TOSHIO SUZUKI: [Miyazaki]’s never done a film where he himself is the protagonist, so he felt that he needed to do that while he’s alive. His past works had a female protagonist, but this time he wanted to tell his own story, so the protagonist was going to be a boy. As a producer, I wasn’t sure of that because looking at a lot of, not just animation, but live action films, I thought that female protagonists would draw more audiences. That’s why I wasn’t too sure with the idea of having a boy protagonist, but Miyazaki insisted that this time, because it’s based on his himself, he’s going to tell a story of a real life boy. Not just an ideal character who’s very perfect and positive, he wanted to portray someone that has these very complex feelings inside him, sometimes ill will or malice, and how that boy at a young age would overcome those things.
DEADLINE: Can you talk about the character of the Heron?
SUZUKI: This was by accident. In his home, he has a small garden and every morning he would go out into the garden and smoke cigarettes. That’s how he starts his day. One day, this heron just happened to land in his garden and was drinking the water from a small pond. The Heron would randomly appear, like he would appear one day but the next day he won’t, but then he appears again. Eventually, he started to come every day. So that was when Miyazaki decided that for the sidekick of the protagonist, the lead character, he would do a Heron.
There was another incident that convinced him to make the Heron the sidekick.

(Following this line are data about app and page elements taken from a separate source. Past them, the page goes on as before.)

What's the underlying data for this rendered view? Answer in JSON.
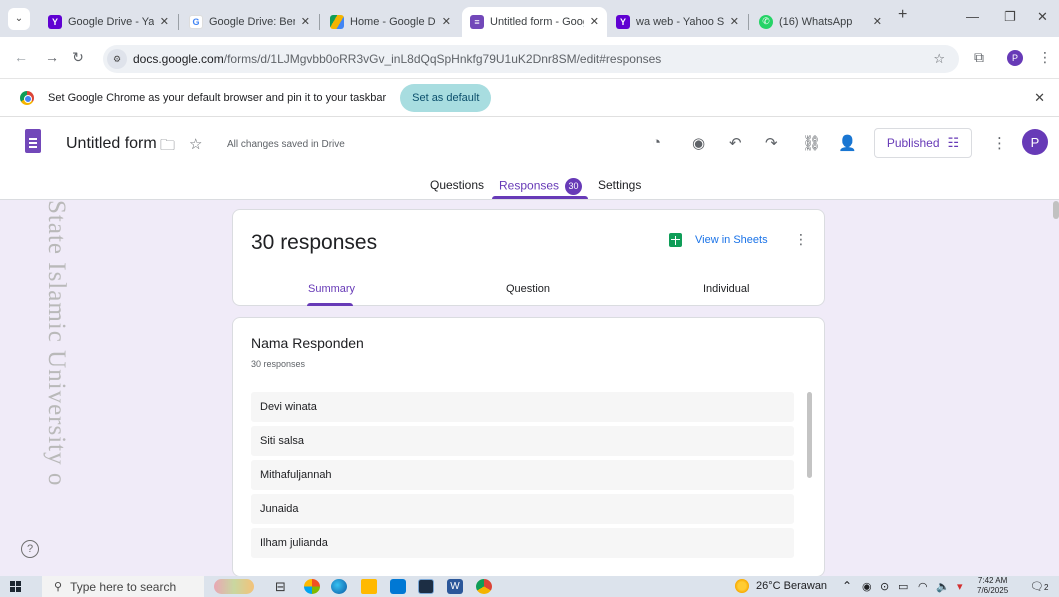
{
  "browser": {
    "tabs": [
      {
        "label": "Google Drive - Yahoo",
        "icon": "yahoo-icon",
        "active": false
      },
      {
        "label": "Google Drive: Berbag",
        "icon": "google-icon",
        "active": false
      },
      {
        "label": "Home - Google Drive",
        "icon": "drive-icon",
        "active": false
      },
      {
        "label": "Untitled form - Goog",
        "icon": "forms-icon",
        "active": true
      },
      {
        "label": "wa web - Yahoo Sear",
        "icon": "yahoo-icon",
        "active": false
      },
      {
        "label": "(16) WhatsApp",
        "icon": "whatsapp-icon",
        "active": false
      }
    ],
    "url_host": "docs.google.com",
    "url_path": "/forms/d/1LJMgvbb0oRR3vGv_inL8dQqSpHnkfg79U1uK2Dnr8SM/edit#responses"
  },
  "infobar": {
    "message": "Set Google Chrome as your default browser and pin it to your taskbar",
    "button": "Set as default"
  },
  "form_header": {
    "title": "Untitled form",
    "saved_status": "All changes saved in Drive",
    "published_label": "Published",
    "avatar_letter": "P",
    "tabs": {
      "questions": "Questions",
      "responses": "Responses",
      "responses_badge": "30",
      "settings": "Settings"
    }
  },
  "summary_card": {
    "response_count": "30 responses",
    "view_in_sheets": "View in Sheets",
    "subtabs": {
      "summary": "Summary",
      "question": "Question",
      "individual": "Individual"
    }
  },
  "question_card": {
    "title": "Nama Responden",
    "subtitle": "30 responses",
    "answers": [
      "Devi winata",
      "Siti salsa",
      "Mithafuljannah",
      "Junaida",
      "Ilham julianda"
    ]
  },
  "watermark": {
    "text": "State Islamic University o"
  },
  "taskbar": {
    "search_placeholder": "Type here to search",
    "weather": "26°C  Berawan",
    "time": "7:42 AM",
    "date": "7/6/2025",
    "notification_count": "2"
  },
  "colors": {
    "forms_purple": "#673ab7",
    "page_background": "#f0ebf8",
    "sheets_green": "#0f9d58",
    "link_blue": "#1a73e8"
  }
}
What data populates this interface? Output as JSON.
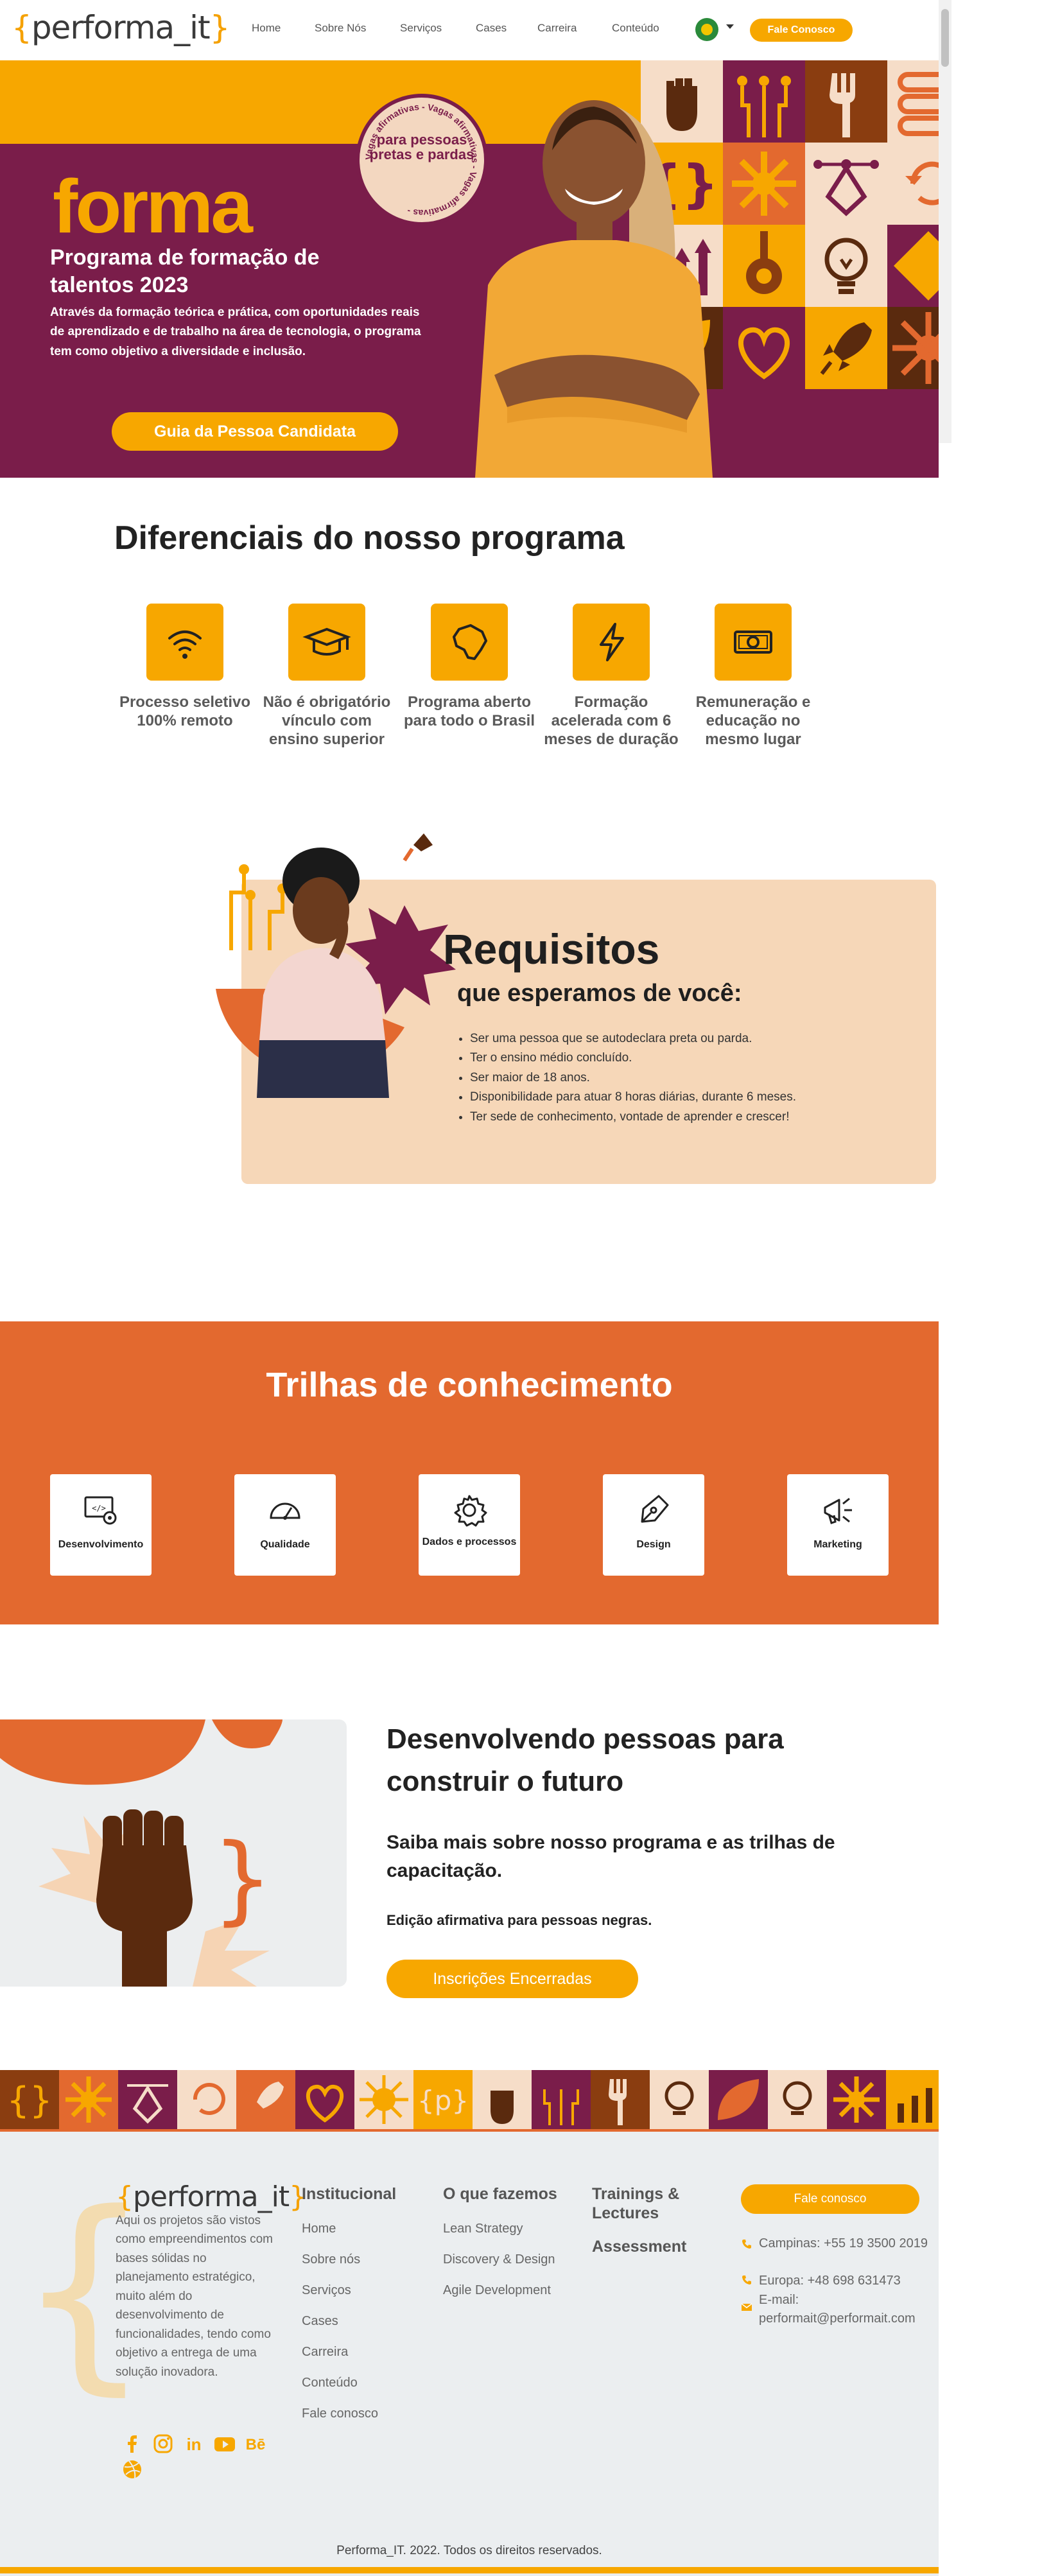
{
  "header": {
    "logo_text": "performa_it",
    "nav": [
      "Home",
      "Sobre Nós",
      "Serviços",
      "Cases",
      "Carreira",
      "Conteúdo"
    ],
    "cta": "Fale Conosco"
  },
  "hero": {
    "big_word": "forma",
    "badge_ring": "Vagas afirmativas - Vagas afirmativas - Vagas afirmativas -",
    "badge_text": "para pessoas pretas e pardas",
    "title": "Programa de formação de talentos 2023",
    "description": "Através da formação teórica e prática, com oportunidades reais de aprendizado e de trabalho na área de tecnologia, o programa tem como objetivo a diversidade e inclusão.",
    "button": "Guia da Pessoa Candidata"
  },
  "diferenciais": {
    "title": "Diferenciais do nosso programa",
    "items": [
      {
        "icon": "wifi-icon",
        "label": "Processo seletivo 100% remoto"
      },
      {
        "icon": "graduation-cap-icon",
        "label": "Não é obrigatório vínculo com ensino superior"
      },
      {
        "icon": "brazil-map-icon",
        "label": "Programa aberto para todo o Brasil"
      },
      {
        "icon": "lightning-icon",
        "label": "Formação acelerada com 6 meses de duração"
      },
      {
        "icon": "money-icon",
        "label": "Remuneração e educação no mesmo lugar"
      }
    ]
  },
  "requisitos": {
    "title": "Requisitos",
    "subtitle": "que esperamos de você:",
    "items": [
      "Ser uma pessoa que se autodeclara preta ou parda.",
      "Ter o ensino médio concluído.",
      "Ser maior de 18 anos.",
      "Disponibilidade para atuar 8 horas diárias, durante 6 meses.",
      "Ter sede de conhecimento, vontade de aprender e crescer!"
    ]
  },
  "trilhas": {
    "title": "Trilhas de conhecimento",
    "items": [
      {
        "icon": "code-monitor-icon",
        "label": "Desenvolvimento"
      },
      {
        "icon": "gauge-icon",
        "label": "Qualidade"
      },
      {
        "icon": "gear-icon",
        "label": "Dados e processos"
      },
      {
        "icon": "pen-nib-icon",
        "label": "Design"
      },
      {
        "icon": "megaphone-icon",
        "label": "Marketing"
      }
    ]
  },
  "desenvolvendo": {
    "title": "Desenvolvendo pessoas para construir o futuro",
    "subtitle": "Saiba mais sobre nosso programa e as trilhas de capacitação.",
    "edition": "Edição afirmativa para pessoas negras.",
    "button": "Inscrições Encerradas"
  },
  "footer": {
    "logo_text": "performa_it",
    "description": "Aqui os projetos são vistos como empreendimentos com bases sólidas no planejamento estratégico, muito além do desenvolvimento de funcionalidades, tendo como objetivo a entrega de uma solução inovadora.",
    "institucional": {
      "title": "Institucional",
      "links": [
        "Home",
        "Sobre nós",
        "Serviços",
        "Cases",
        "Carreira",
        "Conteúdo",
        "Fale conosco"
      ]
    },
    "o_que_fazemos": {
      "title": "O que fazemos",
      "links": [
        "Lean Strategy",
        "Discovery & Design",
        "Agile Development"
      ]
    },
    "trainings": "Trainings & Lectures",
    "assessment": "Assessment",
    "contact_button": "Fale conosco",
    "contacts": [
      {
        "icon": "phone-icon",
        "text": "Campinas: +55 19 3500 2019"
      },
      {
        "icon": "phone-icon",
        "text": "Europa: +48 698 631473"
      },
      {
        "icon": "mail-icon",
        "text": "E-mail: performait@performait.com"
      }
    ],
    "socials": [
      "facebook-icon",
      "instagram-icon",
      "linkedin-icon",
      "youtube-icon",
      "behance-icon",
      "dribbble-icon"
    ],
    "copyright": "Performa_IT. 2022. Todos os direitos reservados."
  },
  "colors": {
    "accent_yellow": "#f7a700",
    "wine": "#7a1d4a",
    "orange": "#e3692f",
    "peach": "#f6d7b8",
    "brown": "#5a2a0e"
  }
}
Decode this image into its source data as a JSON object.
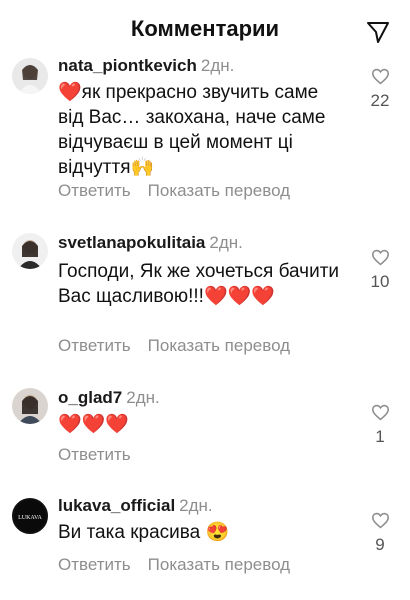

Every Sunday, he would join the neighborhood in cleaning up a neighborhood river. When he was there at the river, there was a heron that came flying by, and he noticed that it was the same heron that comes in the morning and drinks water at his garden’s pond. So, he felt very close to that heron for that.
DEADLINE: What were some memorable moments while working on this film?
SUZUKI: The most memorable moment during the making of this film was that the core narrative of the story changed midway. This film for Miyazaki was autobiographical. He was telling his own story at the beginning, and It was about the boy and the great uncle, with the great uncle character that was supposed to be the centerpiece. That character was based on [Studio Ghibli co-founder Isao Takahata]. However, unfortunately, Takahata passed away during the making of the film, and that was very shocking for Miyazaki. For a long time, he wasn’t able to continue working on the storyboard, so we decided to change the centerpiece of the story from the boy and the great uncle to the relationship between the boy and the heron.
To add to that, Takahata was his senior animator, he was his colleague, he was his peer, he was his friend. But more than anything, he was the person who actually discovered his talent and brought that talent out, so he owed him so much. So in the beginning, the story was meant to be how Miyazaki, or the protagonist, would come of age. It was about growing and maturing into his own, under the guidance of his senior. That was the theme of the film. But then, because of Takahata’s passing, he just immediately threw that away and the story turned into a film about the blossoming friendship between the boy and the heron.